The march was proposed to unions who wanted get involved in Occupy Oakland, including UNITE-HERE 2850, the California Nurse’s Association, and the Alameda Labor Council. Once it was proposed and passed, concerns were immediately raised that the trade-union bureaucracy could use this opportunity to take over the movement. In the building of the march, Occupy Oakland organizers including AS cadre were constantly discussing what role the Alameda Labor Council should play on the day of the march. At least one person criticized merely working with union leaderships and staffers as inherently inviting corruption into the movement. A large group of Occupy Oakland organizers, including us, didn’t abstain from working with union bureaucrats, but instead worked to prevent union leaderships from bringing their Democratic allies with them. To this end, the terms for speaking on the march were set at 3 Occupy Oakland speakers, and 3 from the participating unions, no Democratic Party speakers or promotion allowed. On the day of the march all of the predictions, positive and negative, were tested by reality.

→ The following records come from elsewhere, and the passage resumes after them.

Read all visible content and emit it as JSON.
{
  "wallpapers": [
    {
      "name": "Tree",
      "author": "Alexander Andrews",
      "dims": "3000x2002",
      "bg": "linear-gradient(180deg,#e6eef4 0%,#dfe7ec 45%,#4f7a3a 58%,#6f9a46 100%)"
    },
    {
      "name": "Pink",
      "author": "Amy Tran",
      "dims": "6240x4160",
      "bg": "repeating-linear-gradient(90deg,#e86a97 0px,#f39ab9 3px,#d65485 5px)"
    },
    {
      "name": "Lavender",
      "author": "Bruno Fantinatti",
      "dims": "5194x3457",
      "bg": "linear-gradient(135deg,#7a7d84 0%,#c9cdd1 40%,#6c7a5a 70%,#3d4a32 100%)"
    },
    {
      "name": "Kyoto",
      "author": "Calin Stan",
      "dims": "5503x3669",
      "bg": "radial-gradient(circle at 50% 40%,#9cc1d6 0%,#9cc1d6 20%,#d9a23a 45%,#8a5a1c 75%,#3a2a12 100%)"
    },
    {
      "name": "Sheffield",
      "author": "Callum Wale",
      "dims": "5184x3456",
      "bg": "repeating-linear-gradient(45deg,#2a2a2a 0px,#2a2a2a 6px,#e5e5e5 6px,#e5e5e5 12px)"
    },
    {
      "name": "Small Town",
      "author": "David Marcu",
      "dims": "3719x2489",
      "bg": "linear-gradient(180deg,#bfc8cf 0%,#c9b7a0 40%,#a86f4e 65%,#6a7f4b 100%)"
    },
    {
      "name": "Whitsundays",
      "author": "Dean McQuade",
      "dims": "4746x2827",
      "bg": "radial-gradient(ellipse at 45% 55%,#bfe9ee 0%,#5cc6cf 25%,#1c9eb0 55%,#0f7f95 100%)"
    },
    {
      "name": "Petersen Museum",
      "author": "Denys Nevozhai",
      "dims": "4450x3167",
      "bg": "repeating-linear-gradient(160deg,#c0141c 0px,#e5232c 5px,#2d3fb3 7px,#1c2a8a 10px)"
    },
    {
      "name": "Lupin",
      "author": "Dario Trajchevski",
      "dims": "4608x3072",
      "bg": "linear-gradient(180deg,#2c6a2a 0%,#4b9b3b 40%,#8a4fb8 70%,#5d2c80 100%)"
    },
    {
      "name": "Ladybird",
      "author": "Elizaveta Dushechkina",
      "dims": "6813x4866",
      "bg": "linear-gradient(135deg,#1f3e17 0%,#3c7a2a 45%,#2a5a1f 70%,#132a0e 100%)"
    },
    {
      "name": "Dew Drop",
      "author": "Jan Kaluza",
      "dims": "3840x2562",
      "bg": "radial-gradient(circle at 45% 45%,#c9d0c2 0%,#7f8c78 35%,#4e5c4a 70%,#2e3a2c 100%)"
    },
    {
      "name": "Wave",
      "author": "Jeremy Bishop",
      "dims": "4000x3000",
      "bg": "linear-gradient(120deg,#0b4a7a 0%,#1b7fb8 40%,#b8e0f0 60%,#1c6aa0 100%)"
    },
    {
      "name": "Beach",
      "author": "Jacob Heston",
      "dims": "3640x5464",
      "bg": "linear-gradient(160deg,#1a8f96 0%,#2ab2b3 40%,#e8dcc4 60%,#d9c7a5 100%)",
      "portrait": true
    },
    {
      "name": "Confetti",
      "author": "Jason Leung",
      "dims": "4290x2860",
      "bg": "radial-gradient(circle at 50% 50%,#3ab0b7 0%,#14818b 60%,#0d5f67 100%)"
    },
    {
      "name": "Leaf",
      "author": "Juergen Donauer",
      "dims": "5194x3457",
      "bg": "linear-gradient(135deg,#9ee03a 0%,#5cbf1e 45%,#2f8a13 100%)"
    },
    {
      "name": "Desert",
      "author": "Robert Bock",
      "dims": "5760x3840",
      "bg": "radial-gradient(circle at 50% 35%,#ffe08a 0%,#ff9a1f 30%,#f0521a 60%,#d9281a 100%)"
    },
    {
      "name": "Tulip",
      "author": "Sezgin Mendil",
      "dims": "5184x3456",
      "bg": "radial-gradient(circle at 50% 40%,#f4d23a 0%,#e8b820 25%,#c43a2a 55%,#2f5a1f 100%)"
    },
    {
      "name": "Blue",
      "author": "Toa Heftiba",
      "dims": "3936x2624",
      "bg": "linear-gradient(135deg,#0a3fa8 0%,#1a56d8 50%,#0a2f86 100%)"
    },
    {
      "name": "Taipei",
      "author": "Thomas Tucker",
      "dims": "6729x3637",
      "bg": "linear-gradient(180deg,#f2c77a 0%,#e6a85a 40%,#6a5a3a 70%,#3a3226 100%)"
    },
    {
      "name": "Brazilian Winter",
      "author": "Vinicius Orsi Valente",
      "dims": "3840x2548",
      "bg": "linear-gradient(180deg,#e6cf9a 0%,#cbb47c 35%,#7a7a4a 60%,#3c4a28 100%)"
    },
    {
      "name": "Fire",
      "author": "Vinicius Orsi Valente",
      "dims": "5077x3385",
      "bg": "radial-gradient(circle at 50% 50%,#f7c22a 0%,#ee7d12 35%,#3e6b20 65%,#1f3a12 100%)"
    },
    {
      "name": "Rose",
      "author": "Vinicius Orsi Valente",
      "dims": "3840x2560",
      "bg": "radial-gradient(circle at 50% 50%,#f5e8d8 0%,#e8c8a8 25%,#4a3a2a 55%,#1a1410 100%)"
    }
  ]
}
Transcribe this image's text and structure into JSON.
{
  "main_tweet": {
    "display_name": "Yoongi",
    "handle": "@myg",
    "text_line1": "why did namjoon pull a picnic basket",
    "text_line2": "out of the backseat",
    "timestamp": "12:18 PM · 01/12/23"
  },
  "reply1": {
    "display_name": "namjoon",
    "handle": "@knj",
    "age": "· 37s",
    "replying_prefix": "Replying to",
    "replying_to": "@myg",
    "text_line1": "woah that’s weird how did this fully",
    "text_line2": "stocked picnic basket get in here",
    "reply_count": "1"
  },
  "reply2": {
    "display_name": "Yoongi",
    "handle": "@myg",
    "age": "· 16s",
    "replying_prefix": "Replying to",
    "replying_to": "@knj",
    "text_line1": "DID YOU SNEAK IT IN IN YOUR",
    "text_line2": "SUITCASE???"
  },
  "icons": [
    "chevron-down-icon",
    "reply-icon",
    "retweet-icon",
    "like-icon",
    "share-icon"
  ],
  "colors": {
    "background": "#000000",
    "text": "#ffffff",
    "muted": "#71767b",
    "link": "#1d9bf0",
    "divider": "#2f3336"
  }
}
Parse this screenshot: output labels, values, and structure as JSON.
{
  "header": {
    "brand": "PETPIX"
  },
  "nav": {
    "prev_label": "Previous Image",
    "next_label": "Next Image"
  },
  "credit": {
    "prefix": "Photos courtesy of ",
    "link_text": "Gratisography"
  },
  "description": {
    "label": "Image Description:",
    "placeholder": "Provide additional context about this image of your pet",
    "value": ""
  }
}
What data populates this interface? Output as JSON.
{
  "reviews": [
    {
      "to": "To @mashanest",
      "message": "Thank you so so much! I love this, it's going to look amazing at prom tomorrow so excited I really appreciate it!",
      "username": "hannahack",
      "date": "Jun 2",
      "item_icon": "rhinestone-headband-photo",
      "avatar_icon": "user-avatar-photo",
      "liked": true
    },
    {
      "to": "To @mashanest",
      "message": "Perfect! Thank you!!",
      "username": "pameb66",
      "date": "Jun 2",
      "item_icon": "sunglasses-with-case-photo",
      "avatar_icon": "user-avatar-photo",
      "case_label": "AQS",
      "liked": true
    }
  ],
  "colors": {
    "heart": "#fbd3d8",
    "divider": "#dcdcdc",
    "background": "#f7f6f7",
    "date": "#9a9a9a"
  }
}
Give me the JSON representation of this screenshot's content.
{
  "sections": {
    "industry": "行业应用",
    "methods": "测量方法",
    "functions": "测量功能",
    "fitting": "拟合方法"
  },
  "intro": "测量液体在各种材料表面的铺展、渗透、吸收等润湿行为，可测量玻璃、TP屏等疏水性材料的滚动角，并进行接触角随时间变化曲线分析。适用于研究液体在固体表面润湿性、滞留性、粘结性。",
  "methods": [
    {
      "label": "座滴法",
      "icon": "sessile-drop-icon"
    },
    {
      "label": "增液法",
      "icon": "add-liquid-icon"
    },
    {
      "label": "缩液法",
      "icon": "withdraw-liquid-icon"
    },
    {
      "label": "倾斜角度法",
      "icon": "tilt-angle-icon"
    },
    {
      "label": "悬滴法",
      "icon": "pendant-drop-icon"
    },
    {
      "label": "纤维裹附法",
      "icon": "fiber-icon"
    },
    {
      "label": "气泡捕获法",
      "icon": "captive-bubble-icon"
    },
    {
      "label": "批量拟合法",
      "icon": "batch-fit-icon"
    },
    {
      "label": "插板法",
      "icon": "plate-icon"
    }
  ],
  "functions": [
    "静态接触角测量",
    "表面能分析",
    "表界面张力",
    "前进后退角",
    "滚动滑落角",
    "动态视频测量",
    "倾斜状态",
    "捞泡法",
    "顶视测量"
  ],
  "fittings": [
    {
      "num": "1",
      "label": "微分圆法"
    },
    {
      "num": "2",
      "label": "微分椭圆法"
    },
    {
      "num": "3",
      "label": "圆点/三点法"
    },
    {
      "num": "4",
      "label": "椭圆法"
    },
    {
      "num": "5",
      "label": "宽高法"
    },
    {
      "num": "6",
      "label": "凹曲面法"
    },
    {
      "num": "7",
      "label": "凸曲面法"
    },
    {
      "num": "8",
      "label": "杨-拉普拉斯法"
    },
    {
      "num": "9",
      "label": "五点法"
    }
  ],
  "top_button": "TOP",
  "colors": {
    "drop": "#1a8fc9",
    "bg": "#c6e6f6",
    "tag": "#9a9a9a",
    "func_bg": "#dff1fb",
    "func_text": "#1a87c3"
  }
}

On the day of the march, organized labor was hardly present besides small showings from ILWU local 34, and 10 and the Oakland Educators Association due to their earlier participation with Occupy Oakland. Alameda Labor Council sent an email out to all their members the day before, but did not organize to bring out the membership. The union workers who came out did so through member-to-member organizing, informal networks of union workers reaching out to friends.

The first portion of the march put bills on Banks demanding the forfeiting of profits made from Oakland foreclosures. The second part consisted of an un-permitted rally of thousands in front of Lakeview Elementary. One parent said that in his 30 years living in Oakland, he had never seen such a massive rally for public education. The head of the Oakland Educators’ Association spoke at the rally along with several parents, all in favor of a recall campaign they were organizing against the school board.

The third part of the march ended at 19th and Telegraph, taking over an abandoned lot in a planned expansion of Occupy Oakland’s space. Masked occupiers tore down the fences around the lot and set up camp, but when the thousands from the march filtered away the police moved in and evicted the camp, confiscating material and arresting many. The main stream media didn’t pay any attention to the anti-school closure character the march had and only focused on the establishment of the new camp.

So what about the concernse about threat of Democratic Party co-optation through the unions? At the end of the day, working with union bureaucrats had no apocalyptic consequences for Occupy Oakland. The OEA leadership did push a recall campaign, but were not allowed to pair that push with support for Democratic Party nominees to fill the seats. For many listeners that next step is implied of course, but Occupy Oakland as an audience had already been politicized to such an extent that people were much more likely to sympathize with kicking politicians out than bringing them in. In fact, we think that a recall campaign is a good strategy for the current level of consciousness and organization of Oakland parents and teachers. A recall is a real threat to the school board members’ personal power.

OEA, CNA, UNITE-HERE and the Alameda Labor Council did almost nothing to bring out their memberships, and it showed. But in our opinion union affiliation provided some needed working-class cred at a time when Occupy Oakland was beginning to get isolated by bourgeois media attacks and support among Oakland residents was dropping quickly. The march was massive, overwhelmingly radical in speeches with the (in no way reactionary, but also not radical) exception of the recall campaign, and very empowering for the embattled Occupy Oakland movement.

A few days before November 19th, December 6th and December 12th had been proposed as the next political days of action. On December 6th, the anti-foreclosure organizers of Occupy Oakland, along with non-profits, ACCE and Causa Justa / Just Cause, Occupy Oakland two houses for evicted families and community use. One of the houses has been up for a few weeks, occupied by a group of people who allow for the house to be used for political meetings other community activities. But on Dec 29th the house was shutdown by OPD and 12 people were arrested.

Occupy Oakland continued through the storm, even though it did not solve its own contradiction of being a dynamic social movement with class struggle language but still not developing actual class struggle from the workers of Oakland against their immediate bosses and that class’s policies of austerity within the workplace.